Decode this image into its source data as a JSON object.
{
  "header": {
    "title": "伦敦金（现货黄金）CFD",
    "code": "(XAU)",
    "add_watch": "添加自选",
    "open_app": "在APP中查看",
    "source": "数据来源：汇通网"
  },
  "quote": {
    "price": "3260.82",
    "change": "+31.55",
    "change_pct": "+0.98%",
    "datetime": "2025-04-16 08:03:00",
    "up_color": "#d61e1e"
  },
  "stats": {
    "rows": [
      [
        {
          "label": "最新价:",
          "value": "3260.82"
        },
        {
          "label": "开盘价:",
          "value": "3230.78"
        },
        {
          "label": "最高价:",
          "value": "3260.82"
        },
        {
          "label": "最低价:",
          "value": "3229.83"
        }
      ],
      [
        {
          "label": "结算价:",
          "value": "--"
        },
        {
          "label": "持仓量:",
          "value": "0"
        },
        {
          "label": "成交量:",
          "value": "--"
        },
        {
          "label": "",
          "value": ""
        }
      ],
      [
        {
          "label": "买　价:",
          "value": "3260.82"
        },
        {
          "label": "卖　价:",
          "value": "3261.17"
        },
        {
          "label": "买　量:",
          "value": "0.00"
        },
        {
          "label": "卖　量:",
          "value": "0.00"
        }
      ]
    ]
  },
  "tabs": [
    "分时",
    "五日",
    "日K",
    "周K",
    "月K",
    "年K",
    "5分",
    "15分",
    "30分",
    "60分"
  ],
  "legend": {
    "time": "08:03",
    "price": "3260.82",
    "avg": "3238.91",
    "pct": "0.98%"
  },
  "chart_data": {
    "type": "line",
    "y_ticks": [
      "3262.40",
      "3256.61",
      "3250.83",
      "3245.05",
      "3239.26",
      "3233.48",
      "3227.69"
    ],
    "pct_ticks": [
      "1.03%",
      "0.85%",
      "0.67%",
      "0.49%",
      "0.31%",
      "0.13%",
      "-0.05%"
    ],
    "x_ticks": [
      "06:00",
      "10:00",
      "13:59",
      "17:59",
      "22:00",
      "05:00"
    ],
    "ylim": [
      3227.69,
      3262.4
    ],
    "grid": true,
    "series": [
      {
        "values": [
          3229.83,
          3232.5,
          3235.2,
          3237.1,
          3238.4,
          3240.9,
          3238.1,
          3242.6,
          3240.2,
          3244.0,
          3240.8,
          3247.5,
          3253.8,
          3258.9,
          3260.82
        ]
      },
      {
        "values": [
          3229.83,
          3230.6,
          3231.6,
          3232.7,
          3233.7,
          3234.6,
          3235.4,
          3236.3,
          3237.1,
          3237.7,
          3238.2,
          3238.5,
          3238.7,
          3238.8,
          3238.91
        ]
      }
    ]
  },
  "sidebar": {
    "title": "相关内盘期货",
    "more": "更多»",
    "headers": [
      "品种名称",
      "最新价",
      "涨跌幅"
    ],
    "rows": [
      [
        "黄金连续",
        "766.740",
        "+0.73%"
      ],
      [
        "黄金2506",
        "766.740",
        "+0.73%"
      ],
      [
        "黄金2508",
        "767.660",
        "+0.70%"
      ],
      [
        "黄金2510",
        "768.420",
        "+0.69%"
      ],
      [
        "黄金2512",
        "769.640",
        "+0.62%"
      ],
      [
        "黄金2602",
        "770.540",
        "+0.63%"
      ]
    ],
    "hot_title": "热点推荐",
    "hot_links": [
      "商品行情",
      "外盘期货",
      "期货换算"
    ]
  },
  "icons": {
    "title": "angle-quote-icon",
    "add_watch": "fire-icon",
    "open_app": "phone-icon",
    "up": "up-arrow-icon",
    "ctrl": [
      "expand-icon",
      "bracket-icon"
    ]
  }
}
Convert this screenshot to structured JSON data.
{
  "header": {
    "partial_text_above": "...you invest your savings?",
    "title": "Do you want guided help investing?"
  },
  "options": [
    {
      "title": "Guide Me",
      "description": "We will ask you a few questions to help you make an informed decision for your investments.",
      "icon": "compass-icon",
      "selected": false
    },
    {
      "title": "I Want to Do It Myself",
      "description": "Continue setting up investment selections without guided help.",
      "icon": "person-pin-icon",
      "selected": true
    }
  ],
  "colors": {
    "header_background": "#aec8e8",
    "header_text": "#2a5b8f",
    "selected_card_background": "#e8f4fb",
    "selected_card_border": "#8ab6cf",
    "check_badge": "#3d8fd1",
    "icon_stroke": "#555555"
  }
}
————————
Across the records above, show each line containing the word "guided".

    "title": "Do you want guided help investing?"
      "description": "Continue setting up investment selections without guided help.",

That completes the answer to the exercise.